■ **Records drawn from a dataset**
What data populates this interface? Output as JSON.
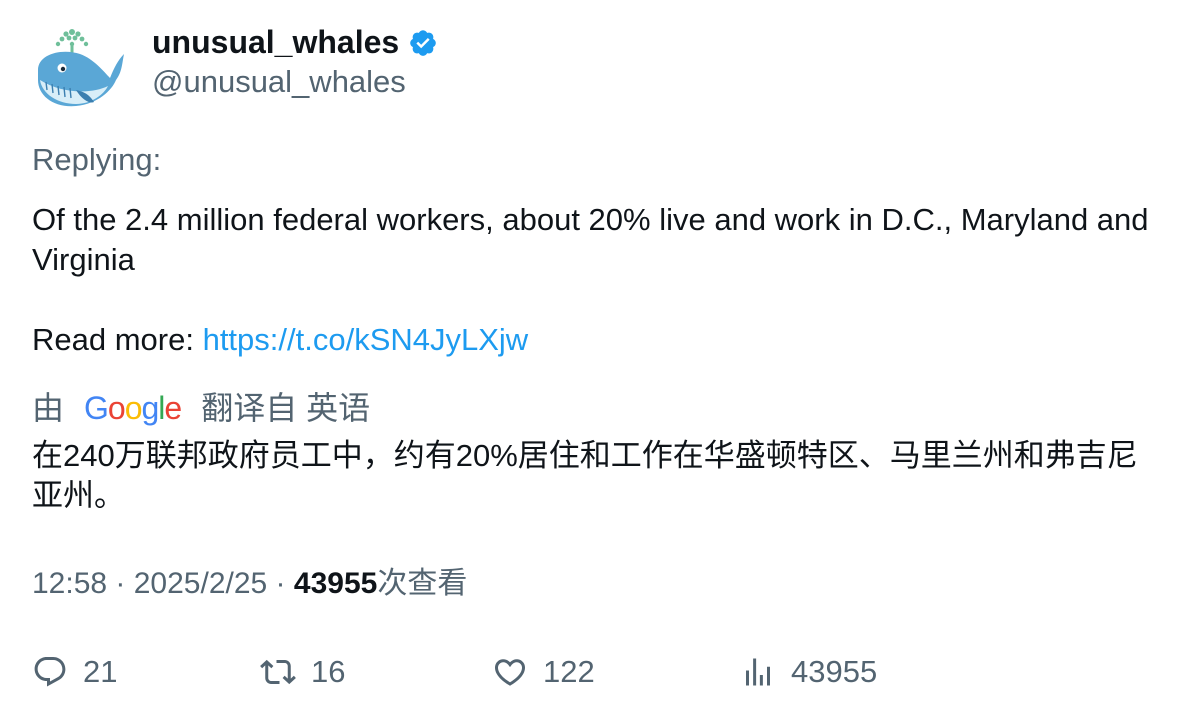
{
  "author": {
    "display_name": "unusual_whales",
    "handle": "@unusual_whales",
    "avatar_icon": "whale-avatar",
    "verified": true,
    "verified_color": "#1d9bf0"
  },
  "tweet": {
    "replying_label": "Replying:",
    "text_line1": "Of the 2.4 million federal workers, about 20% live and work in D.C., Maryland and Virginia",
    "read_more_prefix": "Read more: ",
    "link": "https://t.co/kSN4JyLXjw"
  },
  "translation": {
    "by_label": "由",
    "provider": "Google",
    "from_label": "翻译自 英语",
    "text": "在240万联邦政府员工中，约有20%居住和工作在华盛顿特区、马里兰州和弗吉尼亚州。"
  },
  "meta": {
    "time": "12:58",
    "separator": " · ",
    "date": "2025/2/25",
    "views_count": "43955",
    "views_label": "次查看"
  },
  "actions": {
    "replies": "21",
    "retweets": "16",
    "likes": "122",
    "views": "43955"
  },
  "colors": {
    "text": "#0f1419",
    "secondary": "#536471",
    "link": "#1d9bf0"
  }
}
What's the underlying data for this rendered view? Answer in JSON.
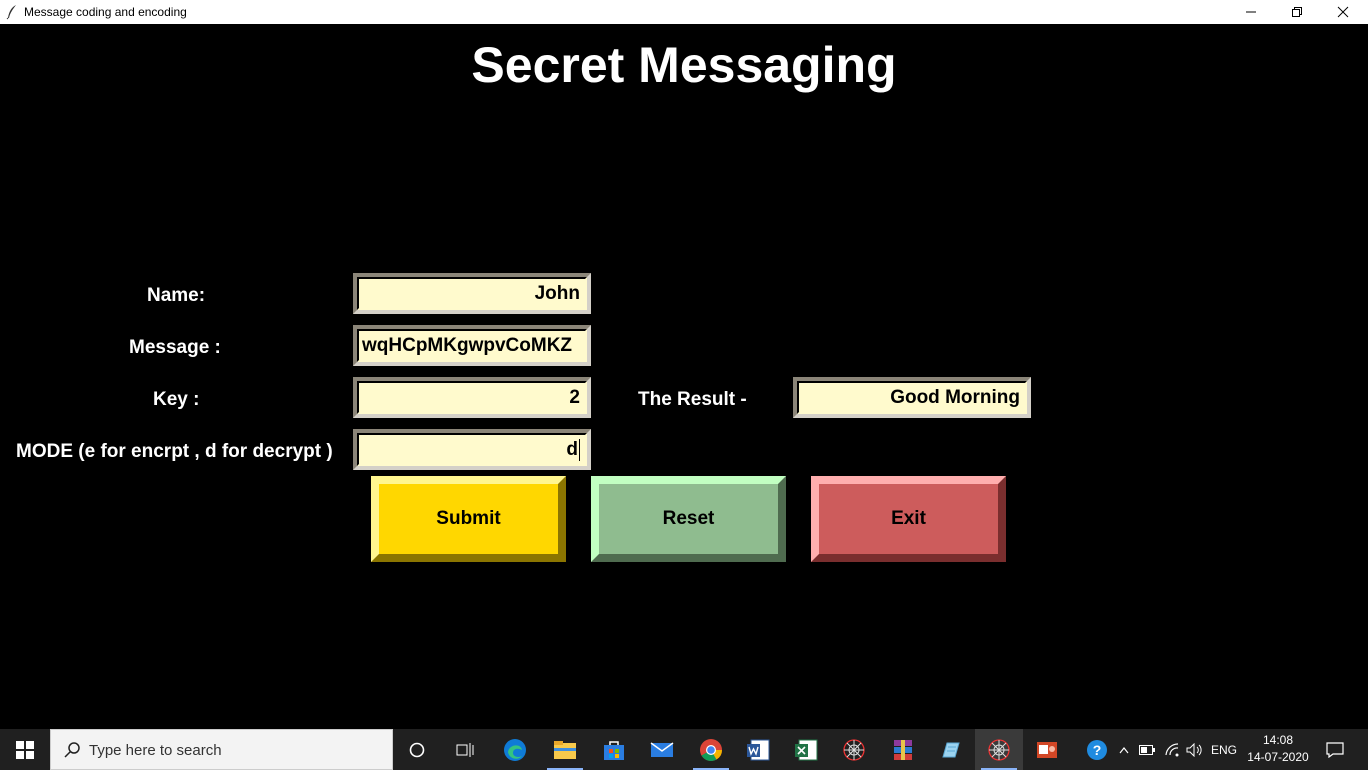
{
  "window": {
    "title": "Message coding and encoding"
  },
  "app": {
    "heading": "Secret Messaging",
    "labels": {
      "name": "Name:",
      "message": "Message :",
      "key": "Key :",
      "mode": "MODE (e for encrpt , d for decrypt )",
      "result": "The Result -"
    },
    "fields": {
      "name": "John",
      "message": "wqHCpMKgwpvCoMKZ",
      "key": "2",
      "mode": "d",
      "result": "Good Morning"
    },
    "buttons": {
      "submit": "Submit",
      "reset": "Reset",
      "exit": "Exit"
    },
    "colors": {
      "background": "#000000",
      "field_bg": "#FFFACD",
      "submit_bg": "#FFD700",
      "reset_bg": "#8FBC8F",
      "exit_bg": "#CD5C5C"
    }
  },
  "taskbar": {
    "search_placeholder": "Type here to search",
    "language": "ENG",
    "time": "14:08",
    "date": "14-07-2020",
    "pinned": [
      "cortana-icon",
      "task-view-icon",
      "edge-icon",
      "file-explorer-icon",
      "store-icon",
      "mail-icon",
      "chrome-icon",
      "word-icon",
      "excel-icon",
      "spider-app-icon",
      "winrar-icon",
      "notepad-icon",
      "python-tk-icon",
      "powerpoint-icon"
    ]
  }
}
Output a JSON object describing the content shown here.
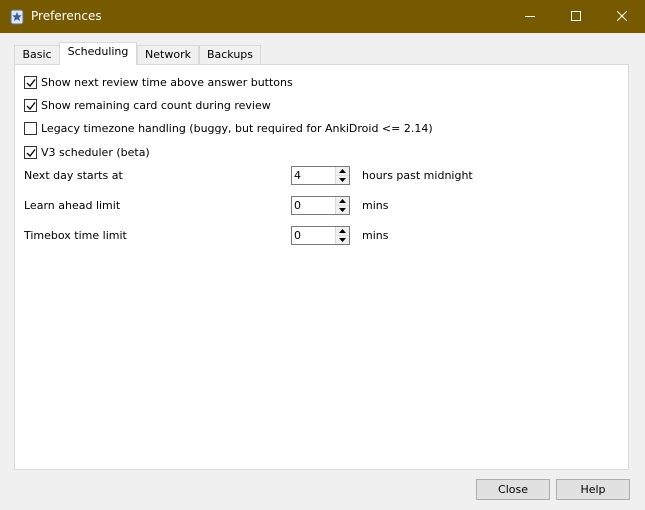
{
  "window": {
    "title": "Preferences",
    "accent_color": "#775900",
    "icons": {
      "app": "anki-app-icon",
      "minimize": "minimize-icon",
      "maximize": "maximize-icon",
      "close": "close-icon"
    }
  },
  "tabs": [
    {
      "label": "Basic",
      "active": false
    },
    {
      "label": "Scheduling",
      "active": true
    },
    {
      "label": "Network",
      "active": false
    },
    {
      "label": "Backups",
      "active": false
    }
  ],
  "scheduling": {
    "options": [
      {
        "label": "Show next review time above answer buttons",
        "checked": true
      },
      {
        "label": "Show remaining card count during review",
        "checked": true
      },
      {
        "label": "Legacy timezone handling (buggy, but required for AnkiDroid <= 2.14)",
        "checked": false
      },
      {
        "label": "V3 scheduler (beta)",
        "checked": true
      }
    ],
    "fields": [
      {
        "label": "Next day starts at",
        "value": "4",
        "suffix": "hours past midnight"
      },
      {
        "label": "Learn ahead limit",
        "value": "0",
        "suffix": "mins"
      },
      {
        "label": "Timebox time limit",
        "value": "0",
        "suffix": "mins"
      }
    ]
  },
  "buttons": {
    "close": "Close",
    "help": "Help"
  }
}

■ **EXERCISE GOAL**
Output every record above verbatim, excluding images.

■ **WRITTEN ANSWER**
What data populates this interface? Output as JSON.
{
  "author": {
    "display_name": "unusual_whales",
    "handle": "@unusual_whales",
    "avatar_icon": "whale-avatar",
    "verified": true,
    "verified_color": "#1d9bf0"
  },
  "tweet": {
    "replying_label": "Replying:",
    "text_line1": "Of the 2.4 million federal workers, about 20% live and work in D.C., Maryland and Virginia",
    "read_more_prefix": "Read more: ",
    "link": "https://t.co/kSN4JyLXjw"
  },
  "translation": {
    "by_label": "由",
    "provider": "Google",
    "from_label": "翻译自 英语",
    "text": "在240万联邦政府员工中，约有20%居住和工作在华盛顿特区、马里兰州和弗吉尼亚州。"
  },
  "meta": {
    "time": "12:58",
    "separator": " · ",
    "date": "2025/2/25",
    "views_count": "43955",
    "views_label": "次查看"
  },
  "actions": {
    "replies": "21",
    "retweets": "16",
    "likes": "122",
    "views": "43955"
  },
  "colors": {
    "text": "#0f1419",
    "secondary": "#536471",
    "link": "#1d9bf0"
  }
}
What's the underlying data for this rendered view? Answer in JSON.
{
  "window": {
    "title": "Message coding and encoding"
  },
  "app": {
    "heading": "Secret Messaging",
    "labels": {
      "name": "Name:",
      "message": "Message :",
      "key": "Key :",
      "mode": "MODE (e for encrpt , d for decrypt )",
      "result": "The Result -"
    },
    "fields": {
      "name": "John",
      "message": "wqHCpMKgwpvCoMKZ",
      "key": "2",
      "mode": "d",
      "result": "Good Morning"
    },
    "buttons": {
      "submit": "Submit",
      "reset": "Reset",
      "exit": "Exit"
    },
    "colors": {
      "background": "#000000",
      "field_bg": "#FFFACD",
      "submit_bg": "#FFD700",
      "reset_bg": "#8FBC8F",
      "exit_bg": "#CD5C5C"
    }
  },
  "taskbar": {
    "search_placeholder": "Type here to search",
    "language": "ENG",
    "time": "14:08",
    "date": "14-07-2020",
    "pinned": [
      "cortana-icon",
      "task-view-icon",
      "edge-icon",
      "file-explorer-icon",
      "store-icon",
      "mail-icon",
      "chrome-icon",
      "word-icon",
      "excel-icon",
      "spider-app-icon",
      "winrar-icon",
      "notepad-icon",
      "python-tk-icon",
      "powerpoint-icon"
    ]
  }
}
Output a JSON object describing the content shown here.
{
  "window": {
    "title": "Preferences",
    "accent_color": "#775900",
    "icons": {
      "app": "anki-app-icon",
      "minimize": "minimize-icon",
      "maximize": "maximize-icon",
      "close": "close-icon"
    }
  },
  "tabs": [
    {
      "label": "Basic",
      "active": false
    },
    {
      "label": "Scheduling",
      "active": true
    },
    {
      "label": "Network",
      "active": false
    },
    {
      "label": "Backups",
      "active": false
    }
  ],
  "scheduling": {
    "options": [
      {
        "label": "Show next review time above answer buttons",
        "checked": true
      },
      {
        "label": "Show remaining card count during review",
        "checked": true
      },
      {
        "label": "Legacy timezone handling (buggy, but required for AnkiDroid <= 2.14)",
        "checked": false
      },
      {
        "label": "V3 scheduler (beta)",
        "checked": true
      }
    ],
    "fields": [
      {
        "label": "Next day starts at",
        "value": "4",
        "suffix": "hours past midnight"
      },
      {
        "label": "Learn ahead limit",
        "value": "0",
        "suffix": "mins"
      },
      {
        "label": "Timebox time limit",
        "value": "0",
        "suffix": "mins"
      }
    ]
  },
  "buttons": {
    "close": "Close",
    "help": "Help"
  }
}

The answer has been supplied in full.